What you will do: Track down every line below that holds "材料的本构方程" and copy it.

++++

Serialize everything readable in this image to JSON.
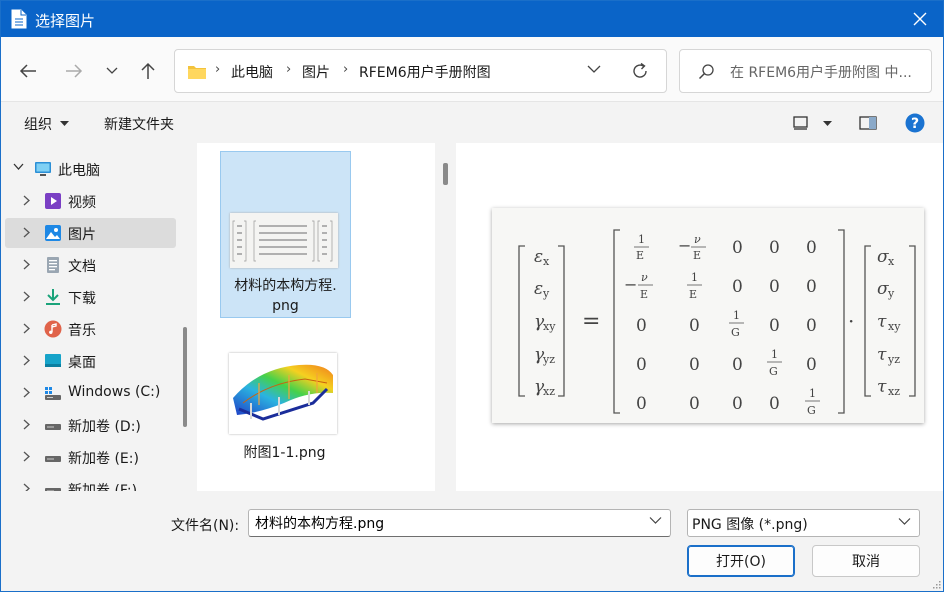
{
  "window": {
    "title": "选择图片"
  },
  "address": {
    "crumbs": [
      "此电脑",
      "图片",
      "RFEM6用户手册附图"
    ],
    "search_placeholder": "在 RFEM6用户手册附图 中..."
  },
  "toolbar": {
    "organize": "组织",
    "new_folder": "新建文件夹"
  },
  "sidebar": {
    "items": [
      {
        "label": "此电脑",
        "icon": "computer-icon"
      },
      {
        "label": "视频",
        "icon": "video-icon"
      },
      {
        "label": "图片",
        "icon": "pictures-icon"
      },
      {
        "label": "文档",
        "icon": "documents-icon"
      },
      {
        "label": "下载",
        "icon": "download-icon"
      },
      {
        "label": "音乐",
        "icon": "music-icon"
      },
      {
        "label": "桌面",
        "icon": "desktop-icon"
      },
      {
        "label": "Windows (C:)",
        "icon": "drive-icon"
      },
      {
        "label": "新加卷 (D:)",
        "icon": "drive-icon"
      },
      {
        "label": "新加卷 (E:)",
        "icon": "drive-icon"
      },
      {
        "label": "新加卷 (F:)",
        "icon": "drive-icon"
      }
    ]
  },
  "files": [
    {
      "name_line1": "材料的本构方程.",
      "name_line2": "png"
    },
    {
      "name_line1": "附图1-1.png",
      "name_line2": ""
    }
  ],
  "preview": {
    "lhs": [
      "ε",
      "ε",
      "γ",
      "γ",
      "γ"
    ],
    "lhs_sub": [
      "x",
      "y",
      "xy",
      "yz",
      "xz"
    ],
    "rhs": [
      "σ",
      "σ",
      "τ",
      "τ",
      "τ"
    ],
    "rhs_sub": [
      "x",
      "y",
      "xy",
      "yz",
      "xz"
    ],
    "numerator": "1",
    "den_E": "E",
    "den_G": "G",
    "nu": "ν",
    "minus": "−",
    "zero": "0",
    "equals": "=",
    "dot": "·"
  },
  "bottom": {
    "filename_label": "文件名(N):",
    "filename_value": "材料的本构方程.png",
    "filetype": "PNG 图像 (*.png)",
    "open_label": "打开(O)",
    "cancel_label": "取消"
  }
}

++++

Response area:
      "name_line1": "材料的本构方程.",
    "filename_value": "材料的本构方程.png",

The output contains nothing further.